* [YOUR OBJECTIVE]: Would you repeat all of the records underneath, exactly as written?

*****

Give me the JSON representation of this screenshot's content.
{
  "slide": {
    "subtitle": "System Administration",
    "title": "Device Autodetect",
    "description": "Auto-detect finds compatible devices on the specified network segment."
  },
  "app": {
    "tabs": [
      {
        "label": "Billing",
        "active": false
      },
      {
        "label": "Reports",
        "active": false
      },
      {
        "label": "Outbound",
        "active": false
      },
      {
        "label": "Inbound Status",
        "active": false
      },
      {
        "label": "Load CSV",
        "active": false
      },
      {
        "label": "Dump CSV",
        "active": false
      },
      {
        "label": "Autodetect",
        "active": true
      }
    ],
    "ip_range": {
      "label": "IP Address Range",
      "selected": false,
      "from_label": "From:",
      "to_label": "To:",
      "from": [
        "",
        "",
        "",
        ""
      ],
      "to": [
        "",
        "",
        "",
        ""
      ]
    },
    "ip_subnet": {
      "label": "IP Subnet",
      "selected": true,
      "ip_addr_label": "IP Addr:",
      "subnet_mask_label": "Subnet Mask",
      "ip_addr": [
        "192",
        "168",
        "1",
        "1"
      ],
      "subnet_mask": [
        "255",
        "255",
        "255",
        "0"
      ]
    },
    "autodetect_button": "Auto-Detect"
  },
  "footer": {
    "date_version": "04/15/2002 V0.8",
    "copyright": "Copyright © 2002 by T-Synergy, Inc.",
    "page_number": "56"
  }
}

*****

* [FINISHED EXERCISE]:
Give me the JSON representation of this screenshot's content.
{
  "slide": {
    "subtitle": "System Administration",
    "title": "Device Autodetect",
    "description": "Auto-detect finds compatible devices on the specified network segment."
  },
  "app": {
    "tabs": [
      {
        "label": "Billing",
        "active": false
      },
      {
        "label": "Reports",
        "active": false
      },
      {
        "label": "Outbound",
        "active": false
      },
      {
        "label": "Inbound Status",
        "active": false
      },
      {
        "label": "Load CSV",
        "active": false
      },
      {
        "label": "Dump CSV",
        "active": false
      },
      {
        "label": "Autodetect",
        "active": true
      }
    ],
    "ip_range": {
      "label": "IP Address Range",
      "selected": false,
      "from_label": "From:",
      "to_label": "To:",
      "from": [
        "",
        "",
        "",
        ""
      ],
      "to": [
        "",
        "",
        "",
        ""
      ]
    },
    "ip_subnet": {
      "label": "IP Subnet",
      "selected": true,
      "ip_addr_label": "IP Addr:",
      "subnet_mask_label": "Subnet Mask",
      "ip_addr": [
        "192",
        "168",
        "1",
        "1"
      ],
      "subnet_mask": [
        "255",
        "255",
        "255",
        "0"
      ]
    },
    "autodetect_button": "Auto-Detect"
  },
  "footer": {
    "date_version": "04/15/2002 V0.8",
    "copyright": "Copyright © 2002 by T-Synergy, Inc.",
    "page_number": "56"
  }
}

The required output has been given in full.